Currently, nearly every multi-unit residential development — apartments, attached townhomes and condominiums — use group metering to measure water consumption. A start to more enlightened water could be if every one of the dwelling units treated in this manner were fitted with accurate metering devices so the true cost of an individual resident’s water use could be recorded and charged accordingly, rather than buried in the costs that are passed on in rent or homeowner’s association fees.
There are those who argue water agencies already charge too much, that and charging higher rates at the same time less water use is being encouraged is just gouging the consumer.
For at least the last 125 years nearly all who have chosen to relocate to San Diego County have done so directly or indirectly as a result of the efforts of land speculators or developers. Those efforts include securing funding and building the vast water projects that bring this invaluable resource to our desert lands.
It’s the infrastructure of water delivery that we are truly paying for and, taking away cost of labor, that infrastructure remains an essentially fixed cost. It will take the same equipment, with essentially the same number of people operating it, to deliver our water, regardless of the amount delivered. Reduced usage results in reduced revenue, requiring an offset of higher rates to compensate.
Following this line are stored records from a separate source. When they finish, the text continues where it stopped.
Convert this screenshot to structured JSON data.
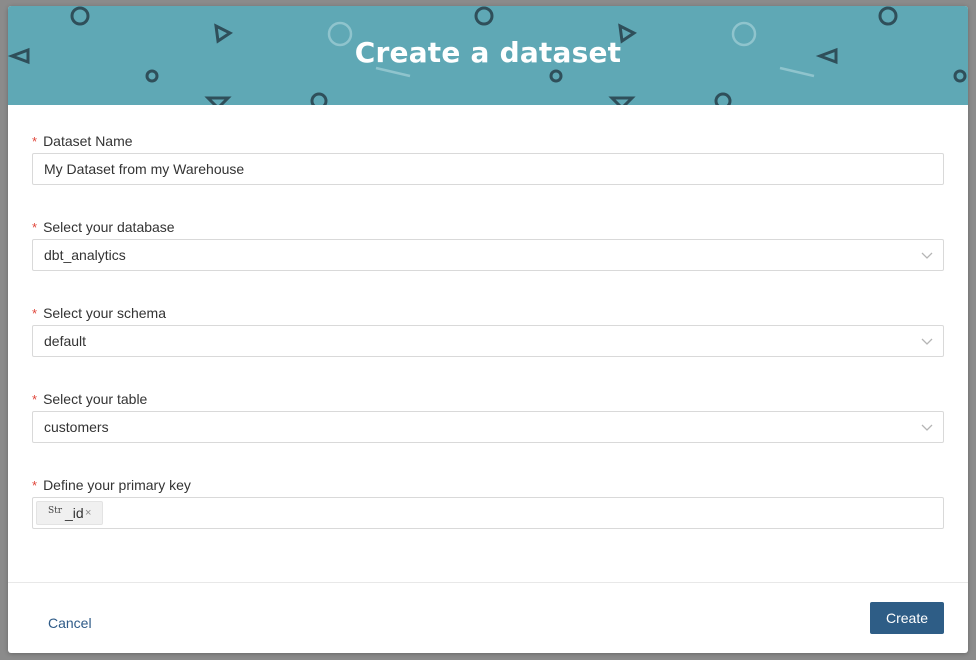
{
  "modal": {
    "title": "Create a dataset",
    "header_color": "#5fa8b5"
  },
  "form": {
    "required_marker": "*",
    "dataset_name": {
      "label": "Dataset Name",
      "value": "My Dataset from my Warehouse"
    },
    "database": {
      "label": "Select your database",
      "value": "dbt_analytics",
      "icon": "chevron-down-icon"
    },
    "schema": {
      "label": "Select your schema",
      "value": "default",
      "icon": "chevron-down-icon"
    },
    "table": {
      "label": "Select your table",
      "value": "customers",
      "icon": "chevron-down-icon"
    },
    "primary_key": {
      "label": "Define your primary key",
      "tags": [
        {
          "type": "Str",
          "name": "_id",
          "remove": "×"
        }
      ]
    }
  },
  "footer": {
    "cancel_label": "Cancel",
    "create_label": "Create",
    "create_color": "#2e5d86"
  }
}
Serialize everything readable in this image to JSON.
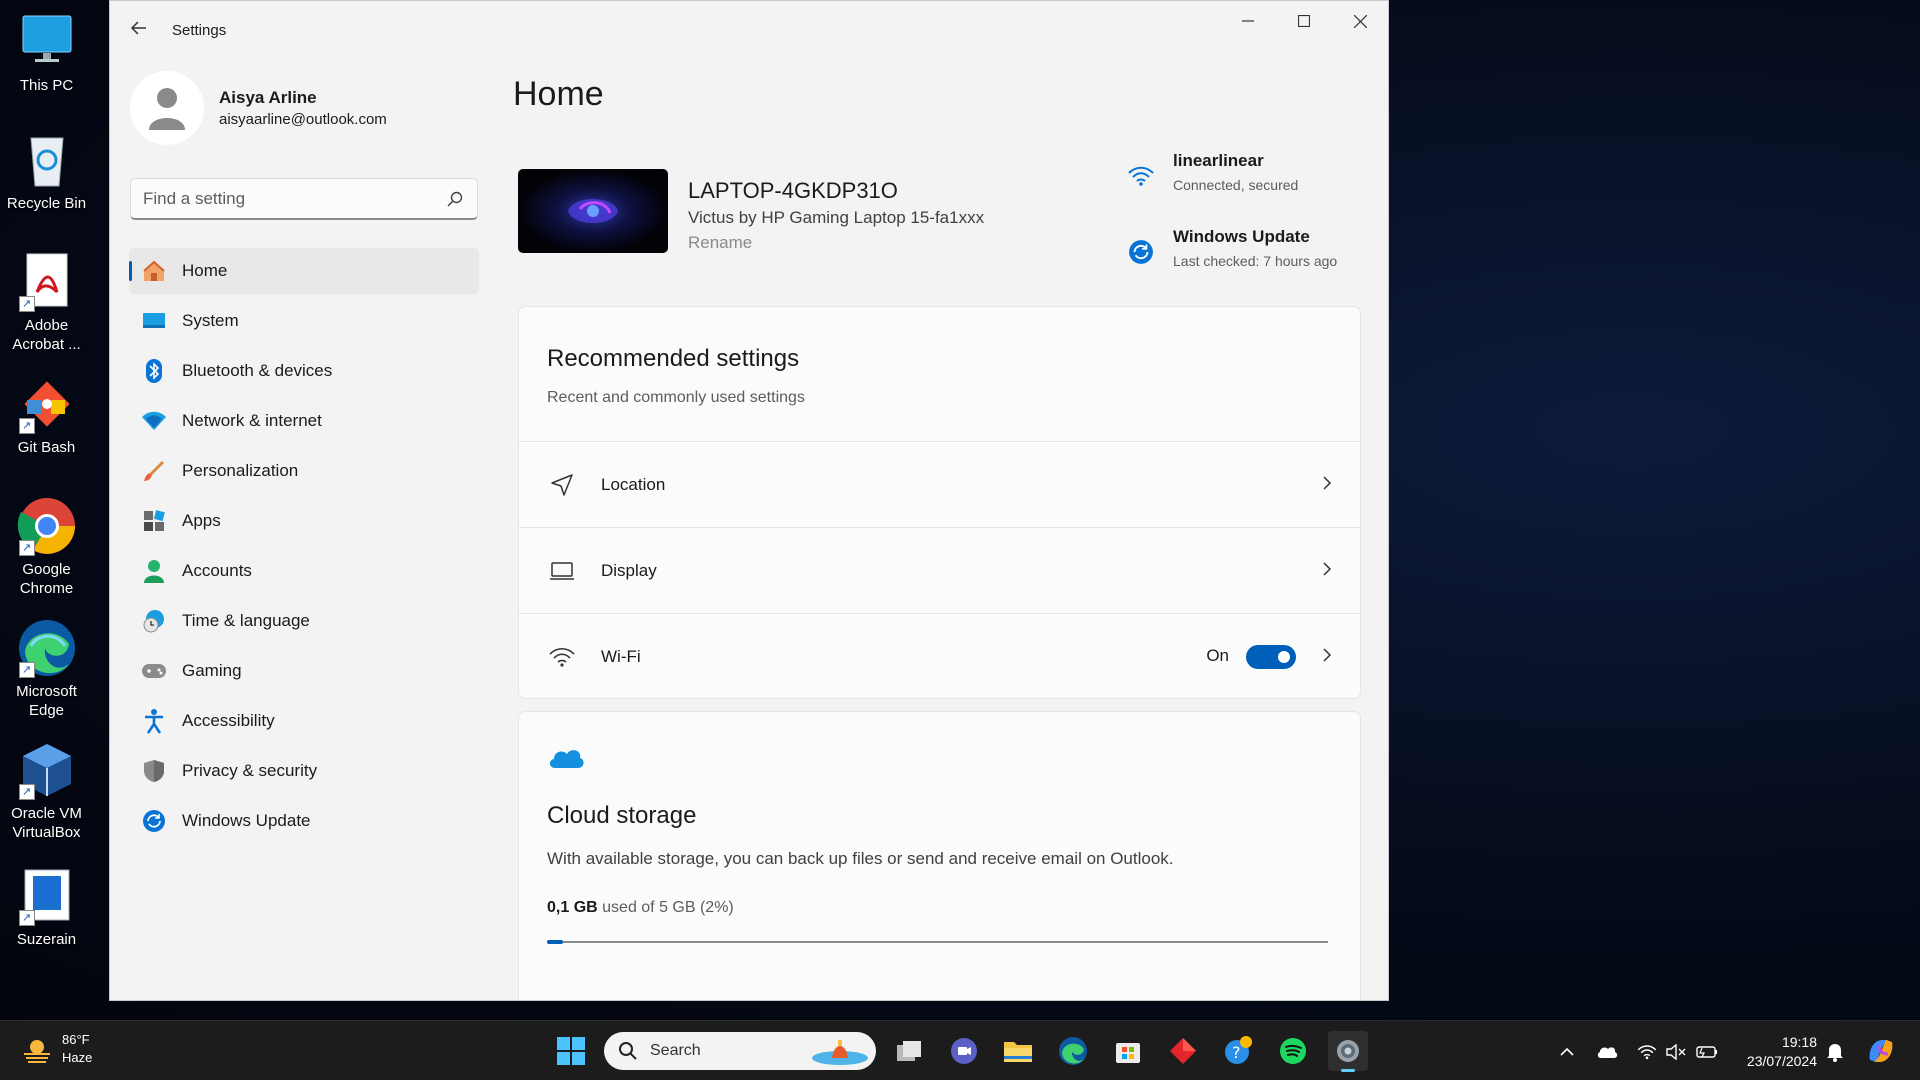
{
  "desktop": {
    "icons": [
      {
        "label": "This PC"
      },
      {
        "label": "Recycle Bin"
      },
      {
        "label": "Adobe Acrobat ..."
      },
      {
        "label": "Git Bash"
      },
      {
        "label": "Google Chrome"
      },
      {
        "label": "Microsoft Edge"
      },
      {
        "label": "Oracle VM VirtualBox"
      },
      {
        "label": "Suzerain"
      }
    ]
  },
  "window": {
    "title": "Settings"
  },
  "profile": {
    "name": "Aisya Arline",
    "email": "aisyaarline@outlook.com"
  },
  "search": {
    "placeholder": "Find a setting"
  },
  "nav": {
    "items": [
      {
        "label": "Home",
        "icon": "home-icon",
        "active": true
      },
      {
        "label": "System",
        "icon": "system-icon"
      },
      {
        "label": "Bluetooth & devices",
        "icon": "bluetooth-icon"
      },
      {
        "label": "Network & internet",
        "icon": "network-icon"
      },
      {
        "label": "Personalization",
        "icon": "brush-icon"
      },
      {
        "label": "Apps",
        "icon": "apps-icon"
      },
      {
        "label": "Accounts",
        "icon": "accounts-icon"
      },
      {
        "label": "Time & language",
        "icon": "clock-globe-icon"
      },
      {
        "label": "Gaming",
        "icon": "gamepad-icon"
      },
      {
        "label": "Accessibility",
        "icon": "accessibility-icon"
      },
      {
        "label": "Privacy & security",
        "icon": "shield-icon"
      },
      {
        "label": "Windows Update",
        "icon": "update-icon"
      }
    ]
  },
  "main": {
    "title": "Home",
    "device": {
      "name": "LAPTOP-4GKDP31O",
      "model": "Victus by HP Gaming Laptop 15-fa1xxx",
      "rename": "Rename"
    },
    "status": {
      "wifi": {
        "title": "linearlinear",
        "subtitle": "Connected, secured"
      },
      "update": {
        "title": "Windows Update",
        "subtitle": "Last checked: 7 hours ago"
      }
    },
    "recommended": {
      "title": "Recommended settings",
      "subtitle": "Recent and commonly used settings",
      "rows": [
        {
          "label": "Location",
          "icon": "location-icon"
        },
        {
          "label": "Display",
          "icon": "laptop-icon"
        },
        {
          "label": "Wi-Fi",
          "icon": "wifi-icon",
          "toggle_label": "On",
          "toggle_on": true
        }
      ]
    },
    "cloud": {
      "title": "Cloud storage",
      "description": "With available storage, you can back up files or send and receive email on Outlook.",
      "used": "0,1 GB",
      "of_total": "used of 5 GB (2%)",
      "used_fraction": 0.02
    }
  },
  "taskbar": {
    "weather": {
      "temp": "86°F",
      "condition": "Haze"
    },
    "search_label": "Search",
    "clock": {
      "time": "19:18",
      "date": "23/07/2024"
    }
  },
  "colors": {
    "accent": "#005fb8",
    "window_bg": "#f3f3f3",
    "card_bg": "#fbfbfb",
    "taskbar_bg": "#1c1c1c"
  }
}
I have often encouraged tax and ratepayers to pay more attention to the actions of their respective water boards. I can think of no better time to start than now.
Kirk W. Effinger was born in San Diego and raised in Southern California. He and his family have been residents of San Marcos for the past 30 years. His opinion columns have appeared regularly in the North County Times and, later, the San Diego Union-Tribune since 1995. He can be reached at firstname.lastname@example.org or follow him on Twitter at @kirkeffinger